INFANT DENTAL CARE
When will my baby’s teeth come out?
Your child’s baby teeth will start to appear, often with the bottom central teeth first, anywhere between 4 months and 10 months. Like every developmental milestone, the point at which your baby gets their teeth is an individual thing and you shouldn’t worry if their teeth appear earlier or later than other kids their age. Ask our friendly dentist if you have any concern in this regard.
What can i do to help with teething?
Beginning at about 6 months and continuing to age 3, your baby will have periods of tooth eruption, preceded by teething. Symptoms can include more drooling than normal, mild sniffles, crankiness and sore gums in the affected area. Sucking on a clean teething ring, or a cold, wet washcloth can really help with the discomfort.
When should i stop using a bottle altogether?
As a general rule, children should be fully weaned from the bottle by around 14 months. You can begin the transition to a sippy cup at about 6 months. Remember, the same rules about bedtime and extended usage apply to sippy cups.
When should my baby have their first dental visit?
Ideally, your baby’s first dental check should be 6 months after the eruption of their first baby tooth or when they reach 12 months of age. While you might think it’s not necessary to book an appointment until your baby has a full set of teeth, which usually takes place by the age of 3, the earlier your child visits the dentist the better. Early dental visits will help protect your child from tooth decay by educating you on what you need to do to keep their teeth healthy.
The first dental visit is usually short and involves very little treatment. We may ask the parent to sit in the dental chair and hold their child during the examination. We will gently examine your child’s teeth and gums. We will make sure your child is receiving adequate fluoride at home.
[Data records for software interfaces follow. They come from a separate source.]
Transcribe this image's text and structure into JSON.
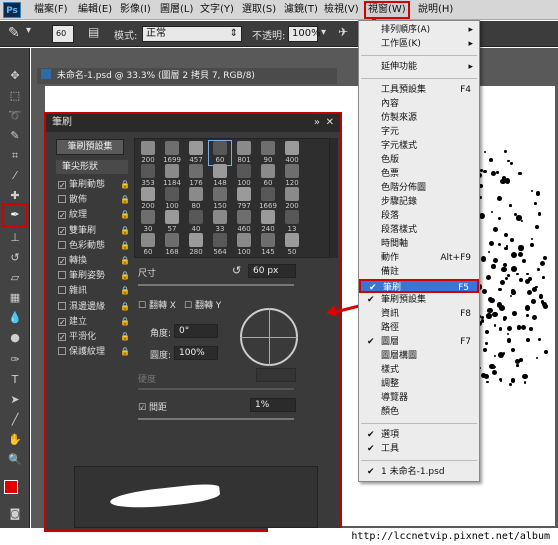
{
  "app": {
    "logo": "Ps"
  },
  "menubar": {
    "items": [
      "檔案(F)",
      "編輯(E)",
      "影像(I)",
      "圖層(L)",
      "文字(Y)",
      "選取(S)",
      "濾鏡(T)",
      "檢視(V)",
      "視窗(W)",
      "說明(H)"
    ]
  },
  "options": {
    "brush_size": "60",
    "mode_label": "模式:",
    "mode_value": "正常",
    "opacity_label": "不透明:",
    "opacity_value": "100%"
  },
  "document": {
    "tab_title": "未命名-1.psd @ 33.3% (圖層 2 拷貝 7, RGB/8)"
  },
  "brush_panel": {
    "title": "筆刷",
    "preset_button": "筆刷預設集",
    "shape_header": "筆尖形狀",
    "options": [
      {
        "label": "筆刷動態",
        "checked": true
      },
      {
        "label": "散佈",
        "checked": false
      },
      {
        "label": "紋理",
        "checked": true
      },
      {
        "label": "雙筆刷",
        "checked": true
      },
      {
        "label": "色彩動態",
        "checked": false
      },
      {
        "label": "轉換",
        "checked": true
      },
      {
        "label": "筆刷姿勢",
        "checked": false
      },
      {
        "label": "雜訊",
        "checked": false
      },
      {
        "label": "濕邊邊緣",
        "checked": false
      },
      {
        "label": "建立",
        "checked": true
      },
      {
        "label": "平滑化",
        "checked": true
      },
      {
        "label": "保護紋理",
        "checked": false
      }
    ],
    "tips": [
      "200",
      "1699",
      "457",
      "60",
      "801",
      "90",
      "400",
      "353",
      "1184",
      "176",
      "148",
      "100",
      "60",
      "120",
      "200",
      "100",
      "80",
      "150",
      "797",
      "1669",
      "200",
      "30",
      "57",
      "40",
      "33",
      "460",
      "240",
      "13",
      "60",
      "168",
      "280",
      "564",
      "100",
      "145",
      "50"
    ],
    "size_label": "尺寸",
    "size_value": "60 px",
    "flip_x": "翻轉 X",
    "flip_y": "翻轉 Y",
    "angle_label": "角度:",
    "angle_value": "0°",
    "roundness_label": "圓度:",
    "roundness_value": "100%",
    "hardness_label": "硬度",
    "spacing_label": "間距",
    "spacing_value": "1%"
  },
  "window_menu": {
    "items": [
      {
        "label": "排列順序(A)",
        "submenu": true
      },
      {
        "label": "工作區(K)",
        "submenu": true
      },
      {
        "sep": true
      },
      {
        "label": "延伸功能",
        "submenu": true
      },
      {
        "sep": true
      },
      {
        "label": "工具預設集",
        "shortcut": "F4"
      },
      {
        "label": "內容"
      },
      {
        "label": "仿製來源"
      },
      {
        "label": "字元"
      },
      {
        "label": "字元樣式"
      },
      {
        "label": "色版"
      },
      {
        "label": "色票"
      },
      {
        "label": "色階分佈圖"
      },
      {
        "label": "步驟記錄"
      },
      {
        "label": "段落"
      },
      {
        "label": "段落樣式"
      },
      {
        "label": "時間軸"
      },
      {
        "label": "動作",
        "shortcut": "Alt+F9"
      },
      {
        "label": "備註"
      },
      {
        "label": "筆刷",
        "shortcut": "F5",
        "checked": true,
        "highlight": true
      },
      {
        "label": "筆刷預設集",
        "checked": true
      },
      {
        "label": "資訊",
        "shortcut": "F8"
      },
      {
        "label": "路徑"
      },
      {
        "label": "圖層",
        "shortcut": "F7",
        "checked": true
      },
      {
        "label": "圖層構圖"
      },
      {
        "label": "樣式"
      },
      {
        "label": "調整"
      },
      {
        "label": "導覽器"
      },
      {
        "label": "顏色"
      },
      {
        "sep": true
      },
      {
        "label": "選項",
        "checked": true
      },
      {
        "label": "工具",
        "checked": true
      },
      {
        "sep": true
      },
      {
        "label": "1 未命名-1.psd",
        "checked": true
      }
    ]
  },
  "watermark": "http://lccnetvip.pixnet.net/album",
  "colors": {
    "highlight": "#3875d7",
    "annotation": "#e00000",
    "foreground": "#e00000"
  }
}
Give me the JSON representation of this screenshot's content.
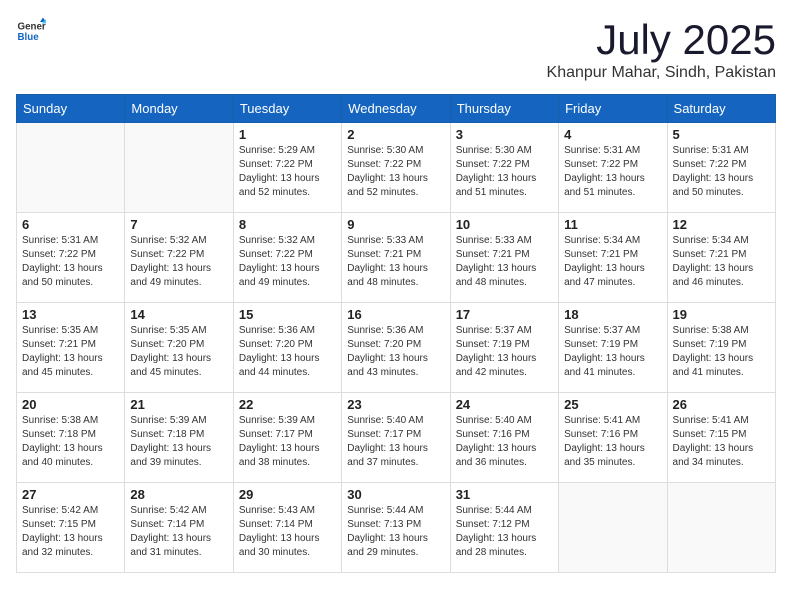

Most important of all, we will review with you how to clean and care for your child’s teeth.
Brushing your baby’s teeth
Dental health is an ongoing process throughout a child’s life and you should begin by modelling good dental health practices early on so your child sees them as a normal part of life. Even if your child only has a few teeth, bacteria can get in and start causing decay, so you should start brushing your child’s teeth as soon as the first tooth erupts. One great way to get your child used to teeth cleaning is to wipe their gums with a soft cloth twice a day. As soon as the teeth appear, you can switch to using a soft children’s brush, with no toothpaste until 18 months of age.
Is it OK to test the temperature of the formula by tasting a little from the bottle?
No. Doing so can cause the transfer of oral bacteria that leads to plaque. Don’t share utensils or cups with your baby and don’t clean a pacifier or bottle nipple by placing it in your own mouth.
What is Early Childhood Caries?
Early Childhood Caries happen when you put your baby to bed with a bottle or let your baby suck on a bottle for extended periods. This can cause the sugars in milk, formula or juice to pool around the gums and form plaque, which can harm baby teeth before they even emerge. To prevent it, limit your baby’s use of a bottle to feeding times only.
How to keep teeth Healthy:
- Breast milk is best for your baby;
- Teach your baby to drink from a cup from around six months;
- Give tap water in-between meals.
- Give kids healthy snacks like cheese, vegetable sticks, fresh fruit, wholegrain sandwiches and soups.
- Clean your baby’s teeth with water only as soon as they appear;
- Brush your child’s teeth twice a day, with low fluoride toothpaste from around 18 months;
- Night time is especially important for brushing.
Primary Teeth Eruption Diagram
Make An Appointment
Click Here or call us on (02) 8084 7170 to book an appointment at our Erskineville dental clinic. Our friendly team will respond to you within 1 business day.
Check Up & Clean $199
(X-rays not included)